Fortunately the laws of physics and chemistry don't require belief in order to operate. This is a pretty simple chemical reaction, and is something that would be covered by any 15-16 year old science or chemistry GGSE student .
 
  • Like
Reactions: otherclive
Nov 30, 2022
1,101
922
1,435
Visit site
Fortunately the laws of physics and chemistry don't require belief in order to operate. This is a pretty simple chemical reaction, and is something that would be covered by any 15-16 year old science or chemistry GGSE student .

Offering an explanation is commendable, but being patronising isnt!
 
  • Like
Reactions: Buckman

Sam Vimes

Moderator
Sep 7, 2020
1,804
1,347
5,935
Visit site
An easier explanation is that the combustion process that produces the CO2 requires Carbon, which is locked in the fuel type, and Oxygen, which might be supplied by the surrounding air.

So you may be using 1l of petrol, diesel, coal or whatever but also a lot more oxygen from the air is added to the process.
 
  • Like
Reactions: ProfJohnL
Jul 23, 2021
709
627
2,135
Visit site
Offering an explanation is commendable, but being patronising isnt!
Condescension is forbidden, but being dismissed as "codswallop to keep their job and inflated salary " and "made up by a government employee" is not? I am just asking what the rules are about ridicule...
 
Jul 23, 2021
709
627
2,135
Visit site
Only when burnt as fuel - when oil products are used for lubrication or chemical processes, industry is continually finding new ways to recycle those products.
Agreed. And fortunately, those uses are not concerning to climate change, as they don't result in CO2.
 
  • Like
Reactions: otherclive

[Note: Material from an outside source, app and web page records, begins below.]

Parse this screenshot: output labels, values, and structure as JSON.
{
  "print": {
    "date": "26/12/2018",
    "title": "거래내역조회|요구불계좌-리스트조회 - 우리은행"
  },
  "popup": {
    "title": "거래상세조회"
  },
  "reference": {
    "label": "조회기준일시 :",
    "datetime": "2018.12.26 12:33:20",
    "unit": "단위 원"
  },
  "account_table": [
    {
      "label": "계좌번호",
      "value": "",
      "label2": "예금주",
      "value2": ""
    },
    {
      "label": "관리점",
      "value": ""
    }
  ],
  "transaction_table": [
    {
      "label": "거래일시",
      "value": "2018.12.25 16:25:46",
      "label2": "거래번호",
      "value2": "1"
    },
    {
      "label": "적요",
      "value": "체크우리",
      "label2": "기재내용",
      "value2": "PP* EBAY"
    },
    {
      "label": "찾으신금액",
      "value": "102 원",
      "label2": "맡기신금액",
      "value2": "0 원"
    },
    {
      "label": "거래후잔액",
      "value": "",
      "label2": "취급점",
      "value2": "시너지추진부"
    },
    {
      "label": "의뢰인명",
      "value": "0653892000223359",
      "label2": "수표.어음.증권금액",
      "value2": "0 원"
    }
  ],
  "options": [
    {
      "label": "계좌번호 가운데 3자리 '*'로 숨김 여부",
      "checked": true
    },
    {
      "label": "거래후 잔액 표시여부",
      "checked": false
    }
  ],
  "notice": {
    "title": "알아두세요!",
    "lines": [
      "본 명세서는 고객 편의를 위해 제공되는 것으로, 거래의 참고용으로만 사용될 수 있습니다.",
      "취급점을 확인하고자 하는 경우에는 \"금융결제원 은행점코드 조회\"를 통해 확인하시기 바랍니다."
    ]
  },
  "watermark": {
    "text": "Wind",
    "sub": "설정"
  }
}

Sam Vimes

Moderator
Sep 7, 2020
1,804
1,347
5,935
Visit site
Just as an aside.....

My car has done approx 56,000 miles on diesel. This means I've generated about 150,000 kg of CO2.

To date my Stop Start function has supposedly saved 0.8kg of CO2. Is it worth it?

Of course multiply that by a few million cars and it does add up.
 
Nov 6, 2005
7,577
2,229
30,935
Visit site
Just as an aside.....

My car has done approx 56,000 miles on diesel. This means I've generated about 150,000 kg of CO2.

To date my Stop Start function has supposedly saved 0.8kg of CO2. Is it worth it?

Of course multiply that by a few million cars and it does add up.
Are you sure that's the correct arithmetic? That's 90,123 km - my car produces 174 g/km which would only give 15,681 kg of CO2 so yours should be way under that.
 
  • Like
Reactions: Tobes

TRENDING THREADS

Latest posts